Dee Gordon took over as the Dodgers’ starting shortstop when Rafael Furcal was traded to the Cardinals, but now the 23-year-old rookie will be sidelined for at least two weeks with a bruised right shoulder.
Don Mattingly described the decision to place Gordon on the disabled list as “precautionary” and an MRI exam revealed no structural damage, so it sounds like the Dodgers are hoping to have him back in the lineup by the end of the month.
In the meantime Jamey Carroll will slide over to shortstop, with Aaron Miles seeing more action at second base.
Gordon has struggled offensively, hitting just .234 with a .518 OPS in 30 games, but he’s shown good range defensively and swiped 12 bases while being caught just three times. Because of his slight frame and grand total of just seven homers in 394 games as a minor leaguer Gordon doesn’t project as an impact hitter, but with the development of any sort of decent on-base skills he has 50-steal potential.

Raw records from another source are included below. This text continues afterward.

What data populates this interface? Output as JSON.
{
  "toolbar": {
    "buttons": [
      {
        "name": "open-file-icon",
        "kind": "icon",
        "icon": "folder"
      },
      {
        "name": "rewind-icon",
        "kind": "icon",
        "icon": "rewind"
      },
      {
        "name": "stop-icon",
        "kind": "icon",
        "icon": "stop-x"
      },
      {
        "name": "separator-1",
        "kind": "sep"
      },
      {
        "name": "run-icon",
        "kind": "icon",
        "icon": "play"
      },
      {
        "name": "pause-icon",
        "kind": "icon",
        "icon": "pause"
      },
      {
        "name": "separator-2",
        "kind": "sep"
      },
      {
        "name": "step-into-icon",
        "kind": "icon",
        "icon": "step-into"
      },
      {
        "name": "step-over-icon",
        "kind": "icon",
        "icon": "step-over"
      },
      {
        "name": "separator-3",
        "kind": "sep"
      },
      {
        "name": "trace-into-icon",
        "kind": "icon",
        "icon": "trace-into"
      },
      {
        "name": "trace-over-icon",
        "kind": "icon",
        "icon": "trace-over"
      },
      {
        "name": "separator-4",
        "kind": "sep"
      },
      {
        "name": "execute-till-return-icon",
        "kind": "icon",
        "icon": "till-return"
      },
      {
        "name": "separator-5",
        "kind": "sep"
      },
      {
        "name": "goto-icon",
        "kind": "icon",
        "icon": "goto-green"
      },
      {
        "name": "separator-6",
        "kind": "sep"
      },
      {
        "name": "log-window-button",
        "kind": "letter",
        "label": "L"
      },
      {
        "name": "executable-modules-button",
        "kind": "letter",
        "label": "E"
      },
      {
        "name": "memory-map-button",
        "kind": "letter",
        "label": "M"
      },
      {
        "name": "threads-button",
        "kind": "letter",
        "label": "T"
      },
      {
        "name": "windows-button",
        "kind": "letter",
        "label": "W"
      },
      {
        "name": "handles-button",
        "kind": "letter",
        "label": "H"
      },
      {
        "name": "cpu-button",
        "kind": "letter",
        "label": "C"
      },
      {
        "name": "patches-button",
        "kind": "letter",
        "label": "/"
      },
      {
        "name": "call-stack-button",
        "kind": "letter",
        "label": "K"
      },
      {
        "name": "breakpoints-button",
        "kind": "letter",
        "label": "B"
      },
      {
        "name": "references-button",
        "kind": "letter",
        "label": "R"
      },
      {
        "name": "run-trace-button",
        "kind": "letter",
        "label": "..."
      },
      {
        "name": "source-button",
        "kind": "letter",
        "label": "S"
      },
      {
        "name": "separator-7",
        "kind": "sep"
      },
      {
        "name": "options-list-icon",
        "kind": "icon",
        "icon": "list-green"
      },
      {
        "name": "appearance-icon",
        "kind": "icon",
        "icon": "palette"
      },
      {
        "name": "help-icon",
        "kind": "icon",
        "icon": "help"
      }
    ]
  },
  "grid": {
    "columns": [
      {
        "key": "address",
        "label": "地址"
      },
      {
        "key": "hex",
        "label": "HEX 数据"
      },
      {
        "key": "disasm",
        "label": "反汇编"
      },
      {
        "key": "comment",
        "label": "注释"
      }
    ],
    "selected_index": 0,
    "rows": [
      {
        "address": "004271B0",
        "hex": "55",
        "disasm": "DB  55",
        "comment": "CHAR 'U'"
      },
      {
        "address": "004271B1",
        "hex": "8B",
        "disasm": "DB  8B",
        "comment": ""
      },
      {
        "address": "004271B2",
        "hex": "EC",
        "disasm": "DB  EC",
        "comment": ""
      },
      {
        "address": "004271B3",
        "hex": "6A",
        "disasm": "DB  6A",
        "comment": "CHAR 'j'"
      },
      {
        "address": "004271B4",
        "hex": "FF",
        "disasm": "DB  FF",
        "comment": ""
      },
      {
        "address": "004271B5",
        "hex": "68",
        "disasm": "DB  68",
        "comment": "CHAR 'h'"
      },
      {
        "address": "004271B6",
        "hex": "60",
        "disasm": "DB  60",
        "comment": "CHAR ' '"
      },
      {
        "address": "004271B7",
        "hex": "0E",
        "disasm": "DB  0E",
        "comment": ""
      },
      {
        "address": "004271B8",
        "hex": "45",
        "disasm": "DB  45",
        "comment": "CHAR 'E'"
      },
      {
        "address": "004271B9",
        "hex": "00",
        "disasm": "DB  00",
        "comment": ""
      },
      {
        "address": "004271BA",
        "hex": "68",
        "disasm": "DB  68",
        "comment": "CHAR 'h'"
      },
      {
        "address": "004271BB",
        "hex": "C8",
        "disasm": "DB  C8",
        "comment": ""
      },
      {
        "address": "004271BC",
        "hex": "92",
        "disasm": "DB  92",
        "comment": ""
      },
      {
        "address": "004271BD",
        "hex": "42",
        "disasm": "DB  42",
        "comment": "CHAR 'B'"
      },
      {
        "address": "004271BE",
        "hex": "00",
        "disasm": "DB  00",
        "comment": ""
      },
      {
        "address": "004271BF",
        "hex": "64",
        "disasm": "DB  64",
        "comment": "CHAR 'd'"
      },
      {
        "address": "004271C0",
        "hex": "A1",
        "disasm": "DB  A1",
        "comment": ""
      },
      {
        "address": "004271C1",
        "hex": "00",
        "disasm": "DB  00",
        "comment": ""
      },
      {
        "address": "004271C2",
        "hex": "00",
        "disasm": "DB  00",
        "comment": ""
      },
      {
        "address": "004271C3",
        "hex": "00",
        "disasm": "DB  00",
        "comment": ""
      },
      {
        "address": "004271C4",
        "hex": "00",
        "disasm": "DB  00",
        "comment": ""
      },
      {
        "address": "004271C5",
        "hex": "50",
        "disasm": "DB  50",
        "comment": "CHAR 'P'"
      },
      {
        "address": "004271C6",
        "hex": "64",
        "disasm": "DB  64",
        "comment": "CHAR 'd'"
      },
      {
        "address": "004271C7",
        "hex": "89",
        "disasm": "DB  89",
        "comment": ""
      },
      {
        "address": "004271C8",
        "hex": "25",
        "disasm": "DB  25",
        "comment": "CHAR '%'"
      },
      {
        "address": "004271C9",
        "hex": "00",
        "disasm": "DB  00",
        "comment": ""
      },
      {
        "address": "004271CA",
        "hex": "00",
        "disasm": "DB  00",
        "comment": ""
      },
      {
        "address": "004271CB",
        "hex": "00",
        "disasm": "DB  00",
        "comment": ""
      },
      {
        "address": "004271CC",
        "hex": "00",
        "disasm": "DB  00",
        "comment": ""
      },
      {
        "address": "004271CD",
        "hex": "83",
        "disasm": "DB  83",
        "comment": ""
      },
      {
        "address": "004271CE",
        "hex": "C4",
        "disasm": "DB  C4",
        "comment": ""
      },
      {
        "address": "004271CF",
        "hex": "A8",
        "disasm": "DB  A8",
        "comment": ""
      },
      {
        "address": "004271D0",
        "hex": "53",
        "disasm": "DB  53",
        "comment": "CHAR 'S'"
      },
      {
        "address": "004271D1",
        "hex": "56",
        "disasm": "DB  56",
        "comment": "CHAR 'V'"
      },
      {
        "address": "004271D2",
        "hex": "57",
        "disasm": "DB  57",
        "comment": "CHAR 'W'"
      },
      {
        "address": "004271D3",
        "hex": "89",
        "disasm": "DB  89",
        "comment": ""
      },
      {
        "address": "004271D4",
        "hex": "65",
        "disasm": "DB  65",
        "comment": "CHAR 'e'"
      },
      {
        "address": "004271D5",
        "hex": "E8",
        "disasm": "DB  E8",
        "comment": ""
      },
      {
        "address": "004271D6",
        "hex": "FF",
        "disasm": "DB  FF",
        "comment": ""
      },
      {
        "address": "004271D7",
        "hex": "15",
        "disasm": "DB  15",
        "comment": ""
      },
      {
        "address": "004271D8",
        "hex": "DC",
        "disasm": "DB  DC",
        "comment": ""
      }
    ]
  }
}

You do know what a Maddux is, right? In case you forgot, it’s a complete game shutout in which the starter throws fewer than 100 pitches. Friend of HBT Jason Lukehart invented that little metric and, because Greg Maddux is my favorite player ever, it’s pretty much my favorite stat ever.
In the Yankees-Red Sox game tonight it was Masahiro Tanaka doing the honors, tossing 97-pitch three-hitter in which he only allowed one runner to reach second base to beat Boston 3-0. He only struck out three but he didn’t walk anyone. He retired the last 14 batters he faced.
Chris Sale was no slouch himself, striking out ten in eight innings. He’s pitched great this year but he’s not getting any help. The Sox have only scored four runs in his five starts. Boston has scored only 13 runs in their last seven games. They’ve been shut out three times in the past seven. They scored more runs than anyone last year, by the way.
The game only took two hours and twenty-one minutes. Or, like, half the time of a Yankees-Red Sox game in the early 2000s. Progress, people. We’re making progress.
Nick Piecoro of the Arizona Republic reports that Diamondbacks pitcher Shelby Miller has a tear in his ulnar collateral ligament and is considering undergoing Tommy John surgery. Surgery would end Miller’s 2017 season and would cut into a significant portion — if not all — of his 2018 season as well.
Miller sent his MRI results to Dr. Neal ElAttrache and Dr. James Andrews for second and third opinions, respectively. He could choose to rehab his elbow rather than undergo surgery, but that comes with its own set of positives and negatives.
Miller lasted only four-plus innings in his most recent start on Sunday and carries a 4.09 ERA on the season, his second with the Diamondbacks. His time in Arizona has not gone well.